Trading firms' dispute with Monsanto threatens soy sales in Brazil
SAO PAULO, July 17 (Reuters) - An impasse between U.S.-based Monsanto Co and soybean buyers in Brazil over royalty payments on a new seed technology may complicate the country's sales of the upcoming oilseed crop.
Monsanto has fought farmers over royalty payments for its seed technology in courts around the world. In Brazil, it now wants commodity trading firms to ensure farmers pay the proper fees for its new South American seed, Intacta RR 2 Pro.
But trading firms are afraid to get caught in the crossfire.
Brazil's Vegetable Oils Association (Abiove), which represents international soybean traders such as ADM, Bunge, Cargill and Louis Dreyfus, said members have been negotiating with Monsanto for six months.
"We can serve as monitors in this process, as Monsanto requests ... but we cannot assume legal responsibility for the collection of royalties," said Abiove President Carlo Lovatelli.
Monsanto said in a statement on Thursday that it was confident the best solution would be found in favor of Brazilian soybean growers.
The main concern for the soy industry in Brazil, which exports more than half of its annual harvest, is what would happen if questions arise over a royalty payment on a soy cargo that has already been shipped, Lovatelli said in an interview.
"It would be like selling a complete car and then having the tire manufacturer come and complain about something to do with the rubber," he said.
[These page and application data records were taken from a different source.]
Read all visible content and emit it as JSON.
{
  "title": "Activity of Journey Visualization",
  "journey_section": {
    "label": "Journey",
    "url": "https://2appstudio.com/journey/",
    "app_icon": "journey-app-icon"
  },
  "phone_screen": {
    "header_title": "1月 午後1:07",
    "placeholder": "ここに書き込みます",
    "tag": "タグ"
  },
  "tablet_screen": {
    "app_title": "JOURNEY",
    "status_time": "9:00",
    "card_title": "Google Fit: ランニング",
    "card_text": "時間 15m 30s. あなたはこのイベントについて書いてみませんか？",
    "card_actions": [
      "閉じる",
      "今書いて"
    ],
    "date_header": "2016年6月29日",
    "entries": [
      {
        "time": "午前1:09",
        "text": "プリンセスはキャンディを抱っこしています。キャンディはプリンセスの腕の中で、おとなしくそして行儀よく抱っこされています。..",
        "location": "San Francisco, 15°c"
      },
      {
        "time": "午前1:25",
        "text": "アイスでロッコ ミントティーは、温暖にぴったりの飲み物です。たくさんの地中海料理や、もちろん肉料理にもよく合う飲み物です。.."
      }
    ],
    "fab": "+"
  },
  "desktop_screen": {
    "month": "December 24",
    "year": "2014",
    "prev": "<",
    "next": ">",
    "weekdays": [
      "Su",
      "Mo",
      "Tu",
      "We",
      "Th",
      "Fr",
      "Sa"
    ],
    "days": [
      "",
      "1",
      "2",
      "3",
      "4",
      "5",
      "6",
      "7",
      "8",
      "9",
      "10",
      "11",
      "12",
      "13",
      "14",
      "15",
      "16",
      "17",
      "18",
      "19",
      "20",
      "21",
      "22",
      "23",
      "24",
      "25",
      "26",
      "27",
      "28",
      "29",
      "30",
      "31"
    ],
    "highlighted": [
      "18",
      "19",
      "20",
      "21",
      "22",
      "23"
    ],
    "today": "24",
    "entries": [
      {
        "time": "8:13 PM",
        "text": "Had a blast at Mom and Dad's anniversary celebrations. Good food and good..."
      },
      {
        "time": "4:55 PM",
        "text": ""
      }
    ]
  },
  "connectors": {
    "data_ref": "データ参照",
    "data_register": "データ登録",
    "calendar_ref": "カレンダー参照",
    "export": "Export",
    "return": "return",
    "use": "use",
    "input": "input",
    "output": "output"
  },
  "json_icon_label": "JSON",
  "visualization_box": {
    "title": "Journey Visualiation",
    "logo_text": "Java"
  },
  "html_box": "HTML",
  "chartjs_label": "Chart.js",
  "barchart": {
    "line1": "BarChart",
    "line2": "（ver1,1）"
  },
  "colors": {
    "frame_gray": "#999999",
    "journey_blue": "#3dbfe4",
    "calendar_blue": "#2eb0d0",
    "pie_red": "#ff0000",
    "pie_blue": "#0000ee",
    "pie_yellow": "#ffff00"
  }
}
If the impasse continues, buyers may not be able to purchase soy from Brazilian farmers who planted their fields with Intacta. Brazil, the world's No. 1 soy exporter, is Monsanto's second-largest market after the United States. Continuación...